[Collection entries]

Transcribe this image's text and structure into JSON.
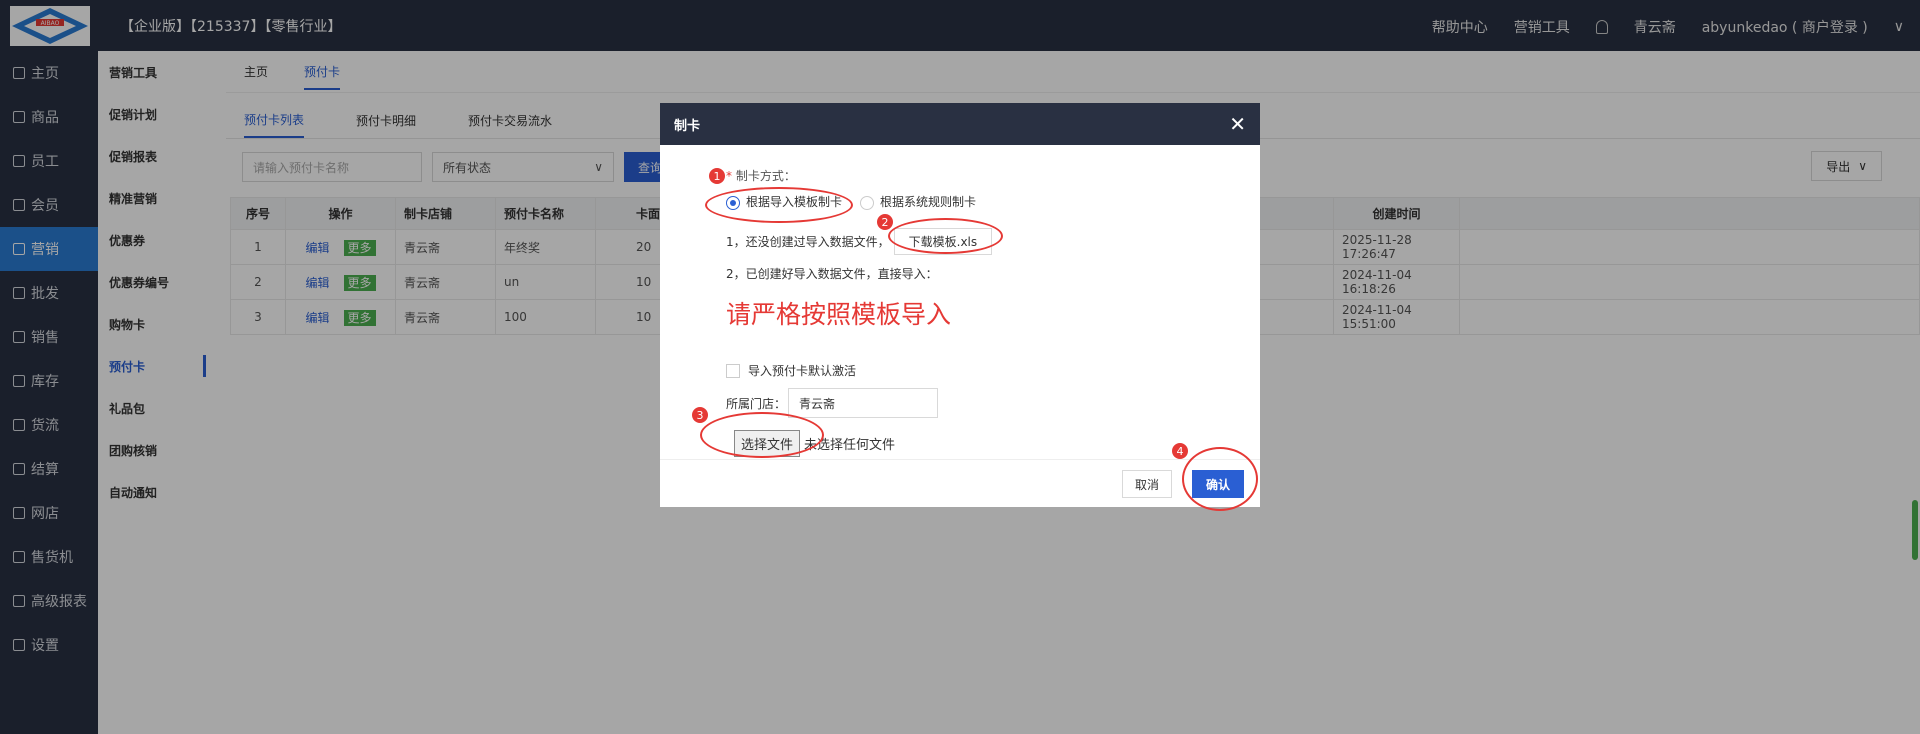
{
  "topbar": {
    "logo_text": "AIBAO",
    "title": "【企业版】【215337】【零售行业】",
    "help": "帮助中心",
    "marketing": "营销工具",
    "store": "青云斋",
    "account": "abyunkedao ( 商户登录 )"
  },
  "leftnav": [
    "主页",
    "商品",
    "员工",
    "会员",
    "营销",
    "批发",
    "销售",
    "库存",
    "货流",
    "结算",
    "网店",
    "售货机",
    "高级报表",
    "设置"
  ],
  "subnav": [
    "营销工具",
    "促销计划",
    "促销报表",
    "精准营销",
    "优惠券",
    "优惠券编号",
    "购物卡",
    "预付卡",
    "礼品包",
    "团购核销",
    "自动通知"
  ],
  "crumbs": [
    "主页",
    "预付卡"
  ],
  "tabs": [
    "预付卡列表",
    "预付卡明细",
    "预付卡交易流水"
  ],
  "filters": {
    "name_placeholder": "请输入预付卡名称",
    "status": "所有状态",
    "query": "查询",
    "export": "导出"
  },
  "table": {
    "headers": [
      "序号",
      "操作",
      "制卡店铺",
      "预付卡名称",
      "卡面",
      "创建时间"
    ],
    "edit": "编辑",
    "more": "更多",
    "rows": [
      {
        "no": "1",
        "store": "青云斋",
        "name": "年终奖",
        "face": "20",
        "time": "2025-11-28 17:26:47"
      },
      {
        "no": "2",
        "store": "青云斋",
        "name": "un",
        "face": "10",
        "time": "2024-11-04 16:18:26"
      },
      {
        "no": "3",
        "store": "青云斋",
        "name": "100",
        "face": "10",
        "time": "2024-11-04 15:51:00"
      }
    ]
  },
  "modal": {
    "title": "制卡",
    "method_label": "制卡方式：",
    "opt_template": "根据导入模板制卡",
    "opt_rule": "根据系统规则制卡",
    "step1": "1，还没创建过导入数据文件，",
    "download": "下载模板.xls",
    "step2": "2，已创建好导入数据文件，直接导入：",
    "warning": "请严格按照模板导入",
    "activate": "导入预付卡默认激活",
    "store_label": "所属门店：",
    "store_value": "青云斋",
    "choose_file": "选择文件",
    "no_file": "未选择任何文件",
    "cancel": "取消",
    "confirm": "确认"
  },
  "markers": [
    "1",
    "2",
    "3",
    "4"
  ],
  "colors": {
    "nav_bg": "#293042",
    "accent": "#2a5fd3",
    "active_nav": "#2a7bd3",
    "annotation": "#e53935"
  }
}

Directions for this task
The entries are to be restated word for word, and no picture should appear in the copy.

Answer space
Transcribe this image's text and structure into JSON.
{
  "topbar": {
    "logo_text": "AIBAO",
    "title": "【企业版】【215337】【零售行业】",
    "help": "帮助中心",
    "marketing": "营销工具",
    "store": "青云斋",
    "account": "abyunkedao ( 商户登录 )"
  },
  "leftnav": [
    "主页",
    "商品",
    "员工",
    "会员",
    "营销",
    "批发",
    "销售",
    "库存",
    "货流",
    "结算",
    "网店",
    "售货机",
    "高级报表",
    "设置"
  ],
  "subnav": [
    "营销工具",
    "促销计划",
    "促销报表",
    "精准营销",
    "优惠券",
    "优惠券编号",
    "购物卡",
    "预付卡",
    "礼品包",
    "团购核销",
    "自动通知"
  ],
  "crumbs": [
    "主页",
    "预付卡"
  ],
  "tabs": [
    "预付卡列表",
    "预付卡明细",
    "预付卡交易流水"
  ],
  "filters": {
    "name_placeholder": "请输入预付卡名称",
    "status": "所有状态",
    "query": "查询",
    "export": "导出"
  },
  "table": {
    "headers": [
      "序号",
      "操作",
      "制卡店铺",
      "预付卡名称",
      "卡面",
      "创建时间"
    ],
    "edit": "编辑",
    "more": "更多",
    "rows": [
      {
        "no": "1",
        "store": "青云斋",
        "name": "年终奖",
        "face": "20",
        "time": "2025-11-28 17:26:47"
      },
      {
        "no": "2",
        "store": "青云斋",
        "name": "un",
        "face": "10",
        "time": "2024-11-04 16:18:26"
      },
      {
        "no": "3",
        "store": "青云斋",
        "name": "100",
        "face": "10",
        "time": "2024-11-04 15:51:00"
      }
    ]
  },
  "modal": {
    "title": "制卡",
    "method_label": "制卡方式：",
    "opt_template": "根据导入模板制卡",
    "opt_rule": "根据系统规则制卡",
    "step1": "1，还没创建过导入数据文件，",
    "download": "下载模板.xls",
    "step2": "2，已创建好导入数据文件，直接导入：",
    "warning": "请严格按照模板导入",
    "activate": "导入预付卡默认激活",
    "store_label": "所属门店：",
    "store_value": "青云斋",
    "choose_file": "选择文件",
    "no_file": "未选择任何文件",
    "cancel": "取消",
    "confirm": "确认"
  },
  "markers": [
    "1",
    "2",
    "3",
    "4"
  ],
  "colors": {
    "nav_bg": "#293042",
    "accent": "#2a5fd3",
    "active_nav": "#2a7bd3",
    "annotation": "#e53935"
  }
}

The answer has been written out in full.